→ **Prompt**: Restate the whole of the data below word for word, skipping the images.

→ **Data extract**:
┏━━

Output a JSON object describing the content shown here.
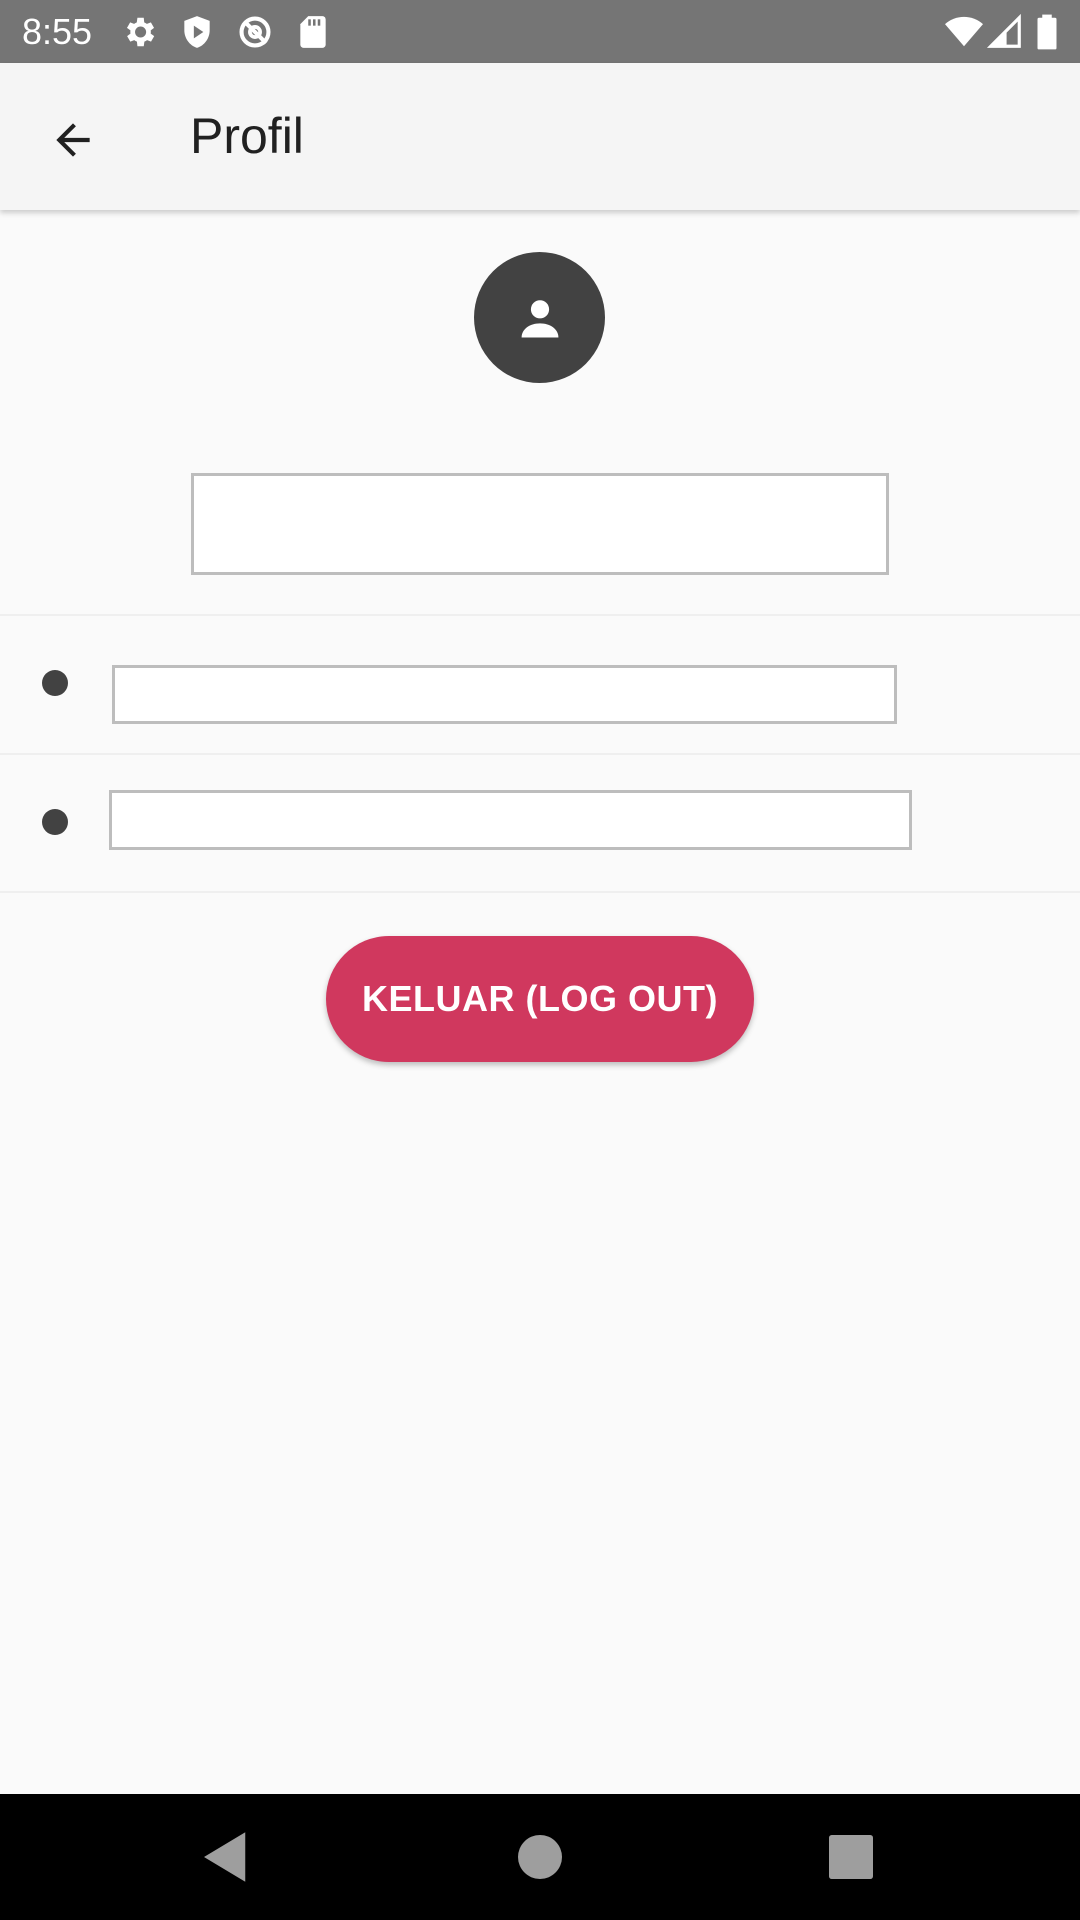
{
  "status_bar": {
    "time": "8:55",
    "left_icons": [
      "gear-icon",
      "shield-play-icon",
      "no-sync-icon",
      "sd-card-icon"
    ],
    "right_icons": [
      "wifi-icon",
      "signal-icon",
      "battery-icon"
    ]
  },
  "app_bar": {
    "title": "Profil",
    "back_icon": "arrow-back-icon"
  },
  "profile": {
    "avatar_icon": "person-icon",
    "name_value": "",
    "fields": [
      {
        "value": ""
      },
      {
        "value": ""
      }
    ]
  },
  "actions": {
    "logout_label": "KELUAR (LOG OUT)"
  },
  "colors": {
    "status_bar": "#757575",
    "app_bar": "#f5f5f5",
    "accent": "#d0385e",
    "avatar": "#424242"
  },
  "nav_bar": {
    "icons": [
      "back-triangle-icon",
      "home-circle-icon",
      "recents-square-icon"
    ]
  }
}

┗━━

→ **Worked solution**:
Output a JSON object describing the content shown here.
{
  "status_bar": {
    "time": "8:55",
    "left_icons": [
      "gear-icon",
      "shield-play-icon",
      "no-sync-icon",
      "sd-card-icon"
    ],
    "right_icons": [
      "wifi-icon",
      "signal-icon",
      "battery-icon"
    ]
  },
  "app_bar": {
    "title": "Profil",
    "back_icon": "arrow-back-icon"
  },
  "profile": {
    "avatar_icon": "person-icon",
    "name_value": "",
    "fields": [
      {
        "value": ""
      },
      {
        "value": ""
      }
    ]
  },
  "actions": {
    "logout_label": "KELUAR (LOG OUT)"
  },
  "colors": {
    "status_bar": "#757575",
    "app_bar": "#f5f5f5",
    "accent": "#d0385e",
    "avatar": "#424242"
  },
  "nav_bar": {
    "icons": [
      "back-triangle-icon",
      "home-circle-icon",
      "recents-square-icon"
    ]
  }
}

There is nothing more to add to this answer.